Beta feedback is wonderful, as are my beta readers. The feedback thus far will let me spit out Draft 3 a month early. The feedback was that good.
I win critique!
Had a lengthy chat with one of my beta readers, and he gave me wonderful feedback on Bunny Trouble.
He found the novel riveting in places, but had some specific suggestions:
There are two characters in the novel that more or less “stay hidden” until the end of the book. They on occasion pop up in the story at times to do certain things (of which I cannot tell you). He wanted either more of that or less of that.
He felt the story was too gratuitous in places.
The dialog between three teenage girls was described as stilted.
Finally, he said my voicing was off. One of my main characters was bleeding into the others.
The “less or more” commentary is telling. I made a conscious choice to do this, but I did not know how it would pan out. I will have to see what the other readers think. I am trying to convey a sense of the unknown, but I may have been too cute about it. Cute is bad.
The girly dialog and the gratuitousness of the manuscript is somewhat related. I set out to have a sexy story (for the premise of the novel is a dark draw) but not cross a line I had for myself. It is now obvious to me that I failed in that regard. Just to see how the novel would go, I cut two-thirds of the teens in question. This eliminated some unnecessary sex, made the manuscript tighter, and improved the plot. I am confident I will not receive feedback that says I should leave that where it is, so I believe I am good there. There are other places to cut, but I have to have the rest of the feedback first.
The voicing is a killer, because he is right. Essentially, that is an amateur mistake, and out of all the suggestions thus far, will be the most time consuming to correct. I am confident I can overcome that problem… now that I know about it.

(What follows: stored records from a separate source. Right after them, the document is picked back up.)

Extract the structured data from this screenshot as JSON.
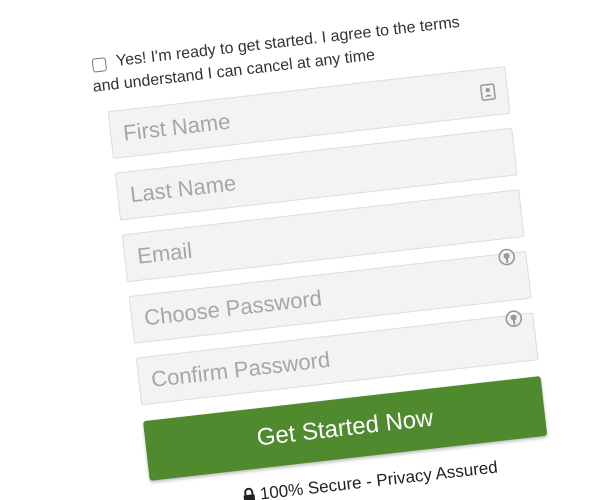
{
  "consent": {
    "line1": "Yes! I'm ready to get started. I agree to the terms",
    "line2": "and understand I can cancel at any time",
    "checked": false
  },
  "fields": {
    "first_name": {
      "placeholder": "First Name",
      "value": ""
    },
    "last_name": {
      "placeholder": "Last Name",
      "value": ""
    },
    "email": {
      "placeholder": "Email",
      "value": ""
    },
    "password": {
      "placeholder": "Choose Password",
      "value": ""
    },
    "confirm_password": {
      "placeholder": "Confirm Password",
      "value": ""
    }
  },
  "submit": {
    "label": "Get Started Now"
  },
  "secure": {
    "text": "100% Secure - Privacy Assured"
  },
  "icons": {
    "contact_card": "contact-card-icon",
    "password_manager": "password-key-icon",
    "lock": "lock-icon"
  },
  "colors": {
    "button": "#4f8b2e",
    "field_bg": "#f3f3f3",
    "placeholder": "#a6a6a6"
  }
}
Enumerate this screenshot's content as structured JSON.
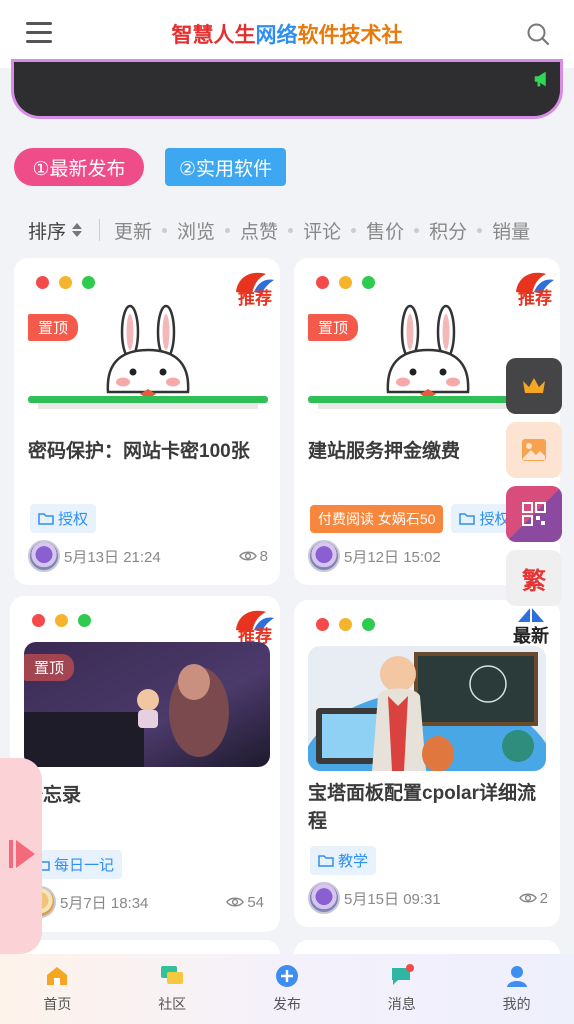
{
  "header": {
    "title_part1": "智慧人生",
    "title_part2": "网络",
    "title_part3": "软件技术社"
  },
  "pills": {
    "latest": "①最新发布",
    "useful": "②实用软件"
  },
  "sort": {
    "label": "排序",
    "items": [
      "更新",
      "浏览",
      "点赞",
      "评论",
      "售价",
      "积分",
      "销量"
    ]
  },
  "badges": {
    "recommend": "推荐",
    "pinned": "置顶"
  },
  "cards": [
    {
      "title": "密码保护：网站卡密100张",
      "tag": "授权",
      "date": "5月13日 21:24",
      "views": "8"
    },
    {
      "title": "建站服务押金缴费",
      "paid_label": "付费阅读 女娲石50",
      "tag": "授权",
      "date": "5月12日 15:02",
      "views": ""
    },
    {
      "title": "备忘录",
      "tag": "每日一记",
      "date": "5月7日 18:34",
      "views": "54"
    },
    {
      "title": "宝塔面板配置cpolar详细流程",
      "tag": "教学",
      "date": "5月15日 09:31",
      "views": "2"
    }
  ],
  "float_buttons": {
    "traditional": "繁",
    "newest": "最新"
  },
  "tabbar": [
    {
      "label": "首页",
      "icon": "home-icon",
      "color": "#f5a623"
    },
    {
      "label": "社区",
      "icon": "chat-icon",
      "color": "#33c19a"
    },
    {
      "label": "发布",
      "icon": "plus-circle-icon",
      "color": "#3e8ef0"
    },
    {
      "label": "消息",
      "icon": "message-icon",
      "color": "#2fb7a3"
    },
    {
      "label": "我的",
      "icon": "user-icon",
      "color": "#3e8ef0"
    }
  ],
  "colors": {
    "pill_pink": "#ef4d8a",
    "pill_blue": "#3ea7f2",
    "accent_red": "#e8331f",
    "tag_blue": "#2f8ff0",
    "paid_orange": "#f7873c"
  }
}
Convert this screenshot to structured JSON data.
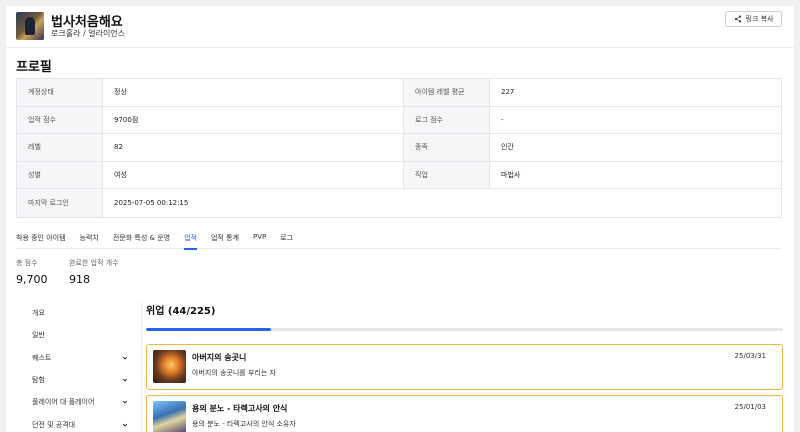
{
  "header": {
    "name": "법사처음해요",
    "server_guild": "로크홀라 / 얼라이언스",
    "copy_label": "링크 복사"
  },
  "profile": {
    "title": "프로필",
    "rows": [
      {
        "l1": "계정상태",
        "v1": "정상",
        "l2": "아이템 레벨 평균",
        "v2": "227"
      },
      {
        "l1": "업적 점수",
        "v1": "9700점",
        "l2": "로그 점수",
        "v2": "-"
      },
      {
        "l1": "레벨",
        "v1": "82",
        "l2": "종족",
        "v2": "인간"
      },
      {
        "l1": "성별",
        "v1": "여성",
        "l2": "직업",
        "v2": "마법사"
      }
    ],
    "last_login_label": "마지막 로그인",
    "last_login_value": "2025-07-05 00:12:15"
  },
  "tabs": [
    "착용 중인 아이템",
    "능력치",
    "전문화 특성 & 운영",
    "업적",
    "업적 통계",
    "PVP",
    "로그"
  ],
  "active_tab": "업적",
  "stats": {
    "total_label": "총 점수",
    "total_value": "9,700",
    "completed_label": "완료한 업적 개수",
    "completed_value": "918"
  },
  "sidebar": {
    "items": [
      "개요",
      "일반",
      "퀘스트",
      "탐험",
      "플레이어 대 플레이어",
      "던전 및 공격대"
    ]
  },
  "main": {
    "title": "위업 (44/225)",
    "progress_fraction": 0.196,
    "cards": [
      {
        "title": "아버지의 송곳니",
        "desc": "아버지의 송곳니를 부리는 자",
        "date": "25/03/31"
      },
      {
        "title": "용의 분노 - 타렉고사의 안식",
        "desc": "용의 분노 - 타렉고사의 안식 소유자",
        "date": "25/01/03"
      }
    ]
  },
  "colors": {
    "accent": "#2563eb",
    "card_border": "#f0b84a"
  }
}
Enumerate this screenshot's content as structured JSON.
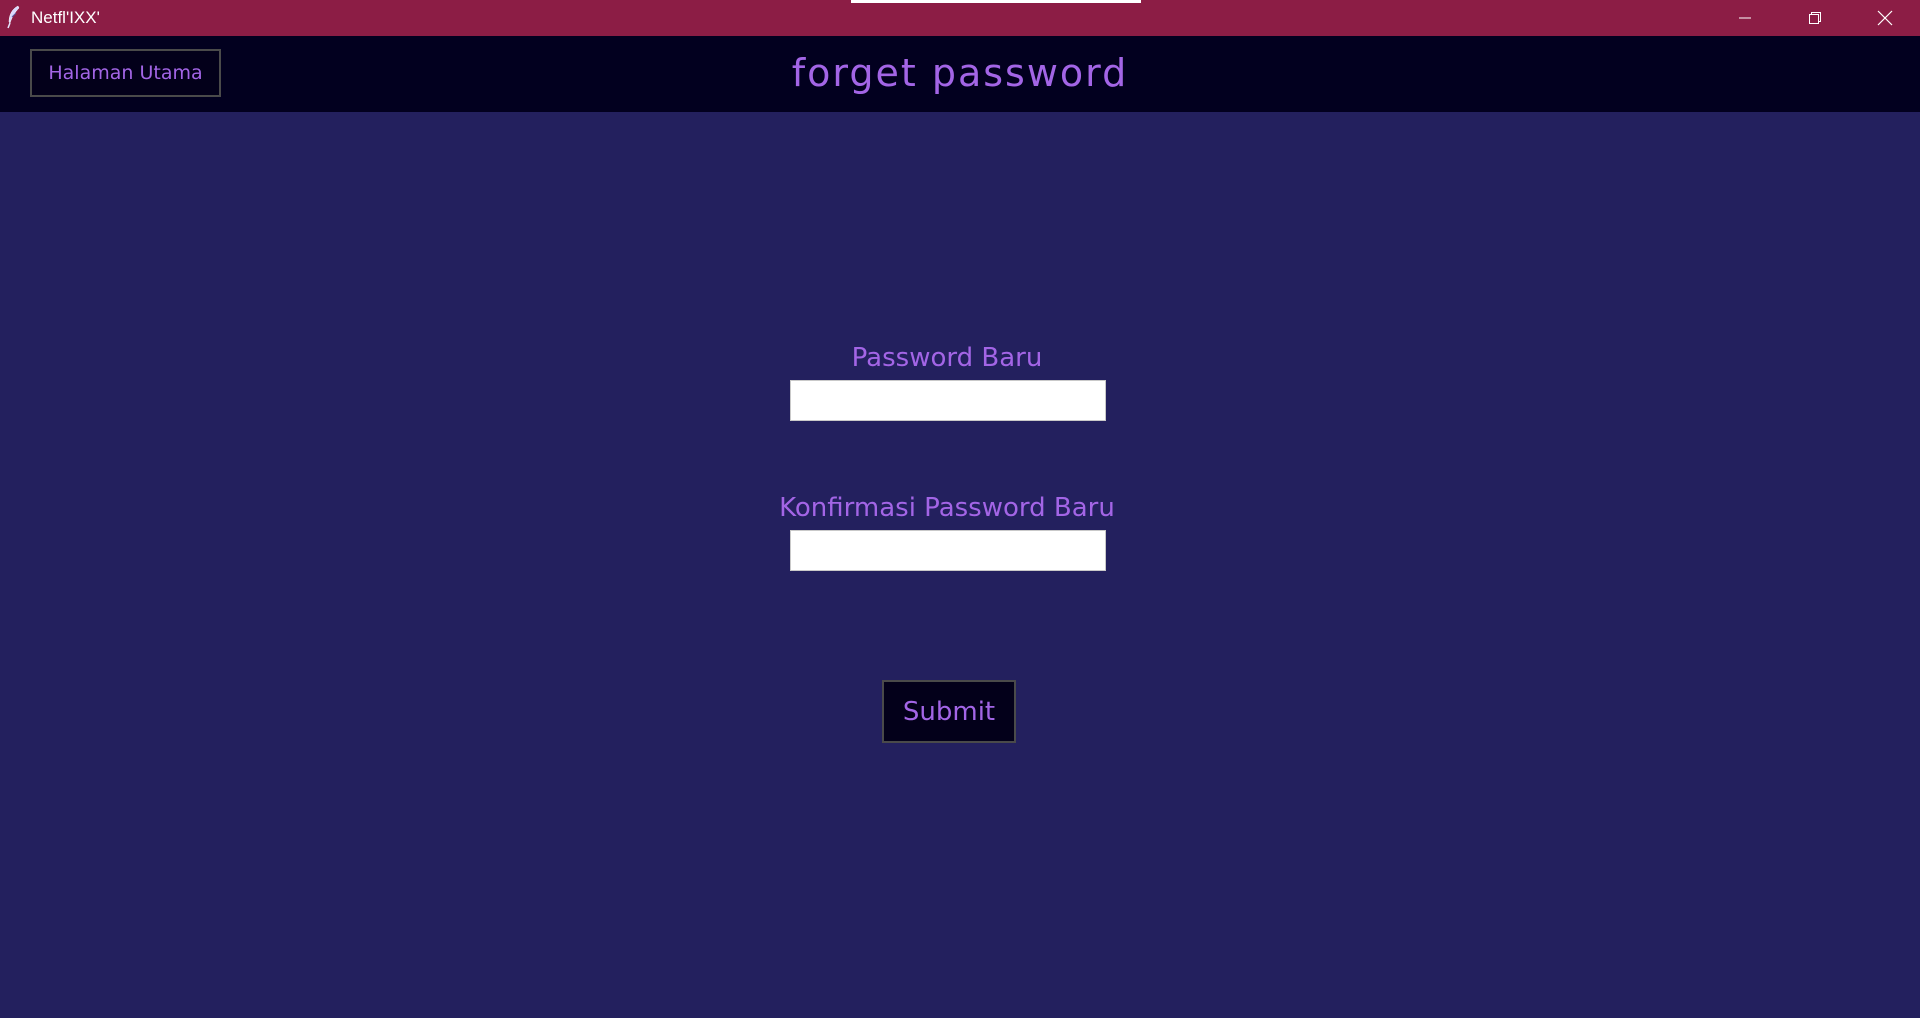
{
  "window": {
    "title": "Netfl'IXX'",
    "icon": "feather-icon",
    "controls": {
      "minimize": "minimize-icon",
      "maximize": "restore-icon",
      "close": "close-icon"
    }
  },
  "header": {
    "home_button_label": "Halaman Utama",
    "title": "forget password"
  },
  "form": {
    "new_password_label": "Password Baru",
    "new_password_value": "",
    "confirm_password_label": "Konfirmasi Password Baru",
    "confirm_password_value": "",
    "submit_label": "Submit"
  },
  "colors": {
    "titlebar": "#8c1d45",
    "header": "#02001f",
    "background": "#23205e",
    "accent_text": "#a365e6",
    "button_bg": "#03001a",
    "input_bg": "#ffffff"
  }
}
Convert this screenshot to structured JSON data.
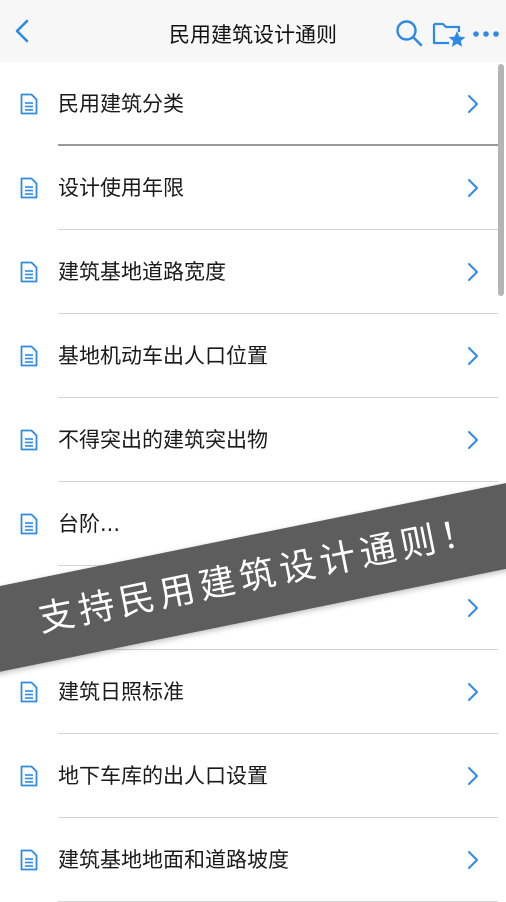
{
  "header": {
    "title": "民用建筑设计通则",
    "icons": {
      "back": "chevron-left-icon",
      "search": "search-icon",
      "favorite": "folder-star-icon",
      "more": "more-dots-icon"
    }
  },
  "colors": {
    "accent": "#2e8ae6",
    "banner": "#5d5d5d",
    "navbar": "#f7f7f7"
  },
  "list": {
    "items": [
      {
        "label": "民用建筑分类"
      },
      {
        "label": "设计使用年限"
      },
      {
        "label": "建筑基地道路宽度"
      },
      {
        "label": "基地机动车出人口位置"
      },
      {
        "label": "不得突出的建筑突出物"
      },
      {
        "label": "台阶..."
      },
      {
        "label": ""
      },
      {
        "label": "建筑日照标准"
      },
      {
        "label": "地下车库的出人口设置"
      },
      {
        "label": "建筑基地地面和道路坡度"
      }
    ]
  },
  "banner": {
    "text": "支持民用建筑设计通则！"
  }
}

Despite the pile (and I mean a pile) of improvement suggestions, I remain upbeat. When the first three beta readers come back and report that the novel was “riveting,” that to me is a big win. My fear was the entire thing was preachy and essentially a big snooze, and who wants to read that?